## Exercise
The answer should consist of all the entries, repeated word for word.
-.-.-
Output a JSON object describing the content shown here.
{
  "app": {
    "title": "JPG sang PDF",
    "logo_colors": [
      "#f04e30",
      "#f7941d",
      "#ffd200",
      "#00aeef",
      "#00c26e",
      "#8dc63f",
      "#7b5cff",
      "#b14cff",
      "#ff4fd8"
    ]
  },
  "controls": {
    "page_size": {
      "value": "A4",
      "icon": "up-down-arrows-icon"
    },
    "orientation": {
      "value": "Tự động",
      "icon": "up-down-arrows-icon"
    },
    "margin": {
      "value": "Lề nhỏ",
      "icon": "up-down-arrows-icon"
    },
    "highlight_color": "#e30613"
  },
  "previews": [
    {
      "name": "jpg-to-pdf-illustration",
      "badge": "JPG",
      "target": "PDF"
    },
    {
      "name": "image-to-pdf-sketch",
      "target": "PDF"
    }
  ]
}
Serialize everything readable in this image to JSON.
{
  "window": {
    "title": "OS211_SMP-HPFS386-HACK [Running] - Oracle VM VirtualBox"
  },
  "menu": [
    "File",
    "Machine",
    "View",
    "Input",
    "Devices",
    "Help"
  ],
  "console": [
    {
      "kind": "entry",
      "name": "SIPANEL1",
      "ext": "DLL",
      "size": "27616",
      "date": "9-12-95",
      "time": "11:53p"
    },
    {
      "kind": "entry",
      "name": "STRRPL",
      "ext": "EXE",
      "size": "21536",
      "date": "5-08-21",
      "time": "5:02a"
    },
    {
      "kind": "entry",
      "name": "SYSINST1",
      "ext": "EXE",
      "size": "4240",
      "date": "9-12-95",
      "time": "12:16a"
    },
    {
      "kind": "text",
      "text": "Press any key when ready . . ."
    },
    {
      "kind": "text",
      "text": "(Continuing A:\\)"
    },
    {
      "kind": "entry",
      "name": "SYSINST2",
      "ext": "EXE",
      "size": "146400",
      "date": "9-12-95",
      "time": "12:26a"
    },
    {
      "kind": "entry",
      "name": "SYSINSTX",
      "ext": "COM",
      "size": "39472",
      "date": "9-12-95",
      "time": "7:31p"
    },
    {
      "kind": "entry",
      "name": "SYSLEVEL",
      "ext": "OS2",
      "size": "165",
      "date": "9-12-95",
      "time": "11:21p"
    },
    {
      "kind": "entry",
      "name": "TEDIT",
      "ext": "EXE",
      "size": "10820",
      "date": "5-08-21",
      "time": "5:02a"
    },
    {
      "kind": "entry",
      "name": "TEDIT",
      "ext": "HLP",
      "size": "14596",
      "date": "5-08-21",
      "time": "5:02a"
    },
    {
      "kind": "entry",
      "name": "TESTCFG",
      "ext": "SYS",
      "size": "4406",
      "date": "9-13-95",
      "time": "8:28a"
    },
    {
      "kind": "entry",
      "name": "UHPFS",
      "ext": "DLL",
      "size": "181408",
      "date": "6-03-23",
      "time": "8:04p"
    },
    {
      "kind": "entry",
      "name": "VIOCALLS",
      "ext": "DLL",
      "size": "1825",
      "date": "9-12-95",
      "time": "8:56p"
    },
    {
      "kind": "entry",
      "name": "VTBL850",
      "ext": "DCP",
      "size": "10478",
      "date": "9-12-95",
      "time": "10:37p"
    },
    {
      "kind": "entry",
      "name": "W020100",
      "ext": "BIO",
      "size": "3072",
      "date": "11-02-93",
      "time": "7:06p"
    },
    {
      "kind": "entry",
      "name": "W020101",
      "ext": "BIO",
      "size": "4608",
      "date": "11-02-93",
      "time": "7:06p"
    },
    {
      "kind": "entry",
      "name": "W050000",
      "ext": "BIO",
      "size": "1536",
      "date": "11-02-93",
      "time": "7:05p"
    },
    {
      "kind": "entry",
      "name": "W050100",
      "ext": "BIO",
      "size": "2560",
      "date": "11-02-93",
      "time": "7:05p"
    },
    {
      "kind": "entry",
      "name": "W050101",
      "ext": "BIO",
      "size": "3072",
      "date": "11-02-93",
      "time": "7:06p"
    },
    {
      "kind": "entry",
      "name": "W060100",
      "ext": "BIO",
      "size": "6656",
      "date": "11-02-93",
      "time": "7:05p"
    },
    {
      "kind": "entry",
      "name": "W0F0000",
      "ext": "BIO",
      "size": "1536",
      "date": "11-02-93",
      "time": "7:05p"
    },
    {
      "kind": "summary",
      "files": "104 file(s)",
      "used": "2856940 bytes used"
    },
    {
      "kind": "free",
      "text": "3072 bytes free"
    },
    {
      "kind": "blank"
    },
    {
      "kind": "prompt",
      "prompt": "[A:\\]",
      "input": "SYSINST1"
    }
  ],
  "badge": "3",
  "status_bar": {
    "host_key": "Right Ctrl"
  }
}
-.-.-
## Response for this exercise
Output a JSON object describing the content shown here.
{
  "app": {
    "title": "JPG sang PDF",
    "logo_colors": [
      "#f04e30",
      "#f7941d",
      "#ffd200",
      "#00aeef",
      "#00c26e",
      "#8dc63f",
      "#7b5cff",
      "#b14cff",
      "#ff4fd8"
    ]
  },
  "controls": {
    "page_size": {
      "value": "A4",
      "icon": "up-down-arrows-icon"
    },
    "orientation": {
      "value": "Tự động",
      "icon": "up-down-arrows-icon"
    },
    "margin": {
      "value": "Lề nhỏ",
      "icon": "up-down-arrows-icon"
    },
    "highlight_color": "#e30613"
  },
  "previews": [
    {
      "name": "jpg-to-pdf-illustration",
      "badge": "JPG",
      "target": "PDF"
    },
    {
      "name": "image-to-pdf-sketch",
      "target": "PDF"
    }
  ]
}
Serialize everything readable in this image to JSON.
{
  "window": {
    "title": "OS211_SMP-HPFS386-HACK [Running] - Oracle VM VirtualBox"
  },
  "menu": [
    "File",
    "Machine",
    "View",
    "Input",
    "Devices",
    "Help"
  ],
  "console": [
    {
      "kind": "entry",
      "name": "SIPANEL1",
      "ext": "DLL",
      "size": "27616",
      "date": "9-12-95",
      "time": "11:53p"
    },
    {
      "kind": "entry",
      "name": "STRRPL",
      "ext": "EXE",
      "size": "21536",
      "date": "5-08-21",
      "time": "5:02a"
    },
    {
      "kind": "entry",
      "name": "SYSINST1",
      "ext": "EXE",
      "size": "4240",
      "date": "9-12-95",
      "time": "12:16a"
    },
    {
      "kind": "text",
      "text": "Press any key when ready . . ."
    },
    {
      "kind": "text",
      "text": "(Continuing A:\\)"
    },
    {
      "kind": "entry",
      "name": "SYSINST2",
      "ext": "EXE",
      "size": "146400",
      "date": "9-12-95",
      "time": "12:26a"
    },
    {
      "kind": "entry",
      "name": "SYSINSTX",
      "ext": "COM",
      "size": "39472",
      "date": "9-12-95",
      "time": "7:31p"
    },
    {
      "kind": "entry",
      "name": "SYSLEVEL",
      "ext": "OS2",
      "size": "165",
      "date": "9-12-95",
      "time": "11:21p"
    },
    {
      "kind": "entry",
      "name": "TEDIT",
      "ext": "EXE",
      "size": "10820",
      "date": "5-08-21",
      "time": "5:02a"
    },
    {
      "kind": "entry",
      "name": "TEDIT",
      "ext": "HLP",
      "size": "14596",
      "date": "5-08-21",
      "time": "5:02a"
    },
    {
      "kind": "entry",
      "name": "TESTCFG",
      "ext": "SYS",
      "size": "4406",
      "date": "9-13-95",
      "time": "8:28a"
    },
    {
      "kind": "entry",
      "name": "UHPFS",
      "ext": "DLL",
      "size": "181408",
      "date": "6-03-23",
      "time": "8:04p"
    },
    {
      "kind": "entry",
      "name": "VIOCALLS",
      "ext": "DLL",
      "size": "1825",
      "date": "9-12-95",
      "time": "8:56p"
    },
    {
      "kind": "entry",
      "name": "VTBL850",
      "ext": "DCP",
      "size": "10478",
      "date": "9-12-95",
      "time": "10:37p"
    },
    {
      "kind": "entry",
      "name": "W020100",
      "ext": "BIO",
      "size": "3072",
      "date": "11-02-93",
      "time": "7:06p"
    },
    {
      "kind": "entry",
      "name": "W020101",
      "ext": "BIO",
      "size": "4608",
      "date": "11-02-93",
      "time": "7:06p"
    },
    {
      "kind": "entry",
      "name": "W050000",
      "ext": "BIO",
      "size": "1536",
      "date": "11-02-93",
      "time": "7:05p"
    },
    {
      "kind": "entry",
      "name": "W050100",
      "ext": "BIO",
      "size": "2560",
      "date": "11-02-93",
      "time": "7:05p"
    },
    {
      "kind": "entry",
      "name": "W050101",
      "ext": "BIO",
      "size": "3072",
      "date": "11-02-93",
      "time": "7:06p"
    },
    {
      "kind": "entry",
      "name": "W060100",
      "ext": "BIO",
      "size": "6656",
      "date": "11-02-93",
      "time": "7:05p"
    },
    {
      "kind": "entry",
      "name": "W0F0000",
      "ext": "BIO",
      "size": "1536",
      "date": "11-02-93",
      "time": "7:05p"
    },
    {
      "kind": "summary",
      "files": "104 file(s)",
      "used": "2856940 bytes used"
    },
    {
      "kind": "free",
      "text": "3072 bytes free"
    },
    {
      "kind": "blank"
    },
    {
      "kind": "prompt",
      "prompt": "[A:\\]",
      "input": "SYSINST1"
    }
  ],
  "badge": "3",
  "status_bar": {
    "host_key": "Right Ctrl"
  }
}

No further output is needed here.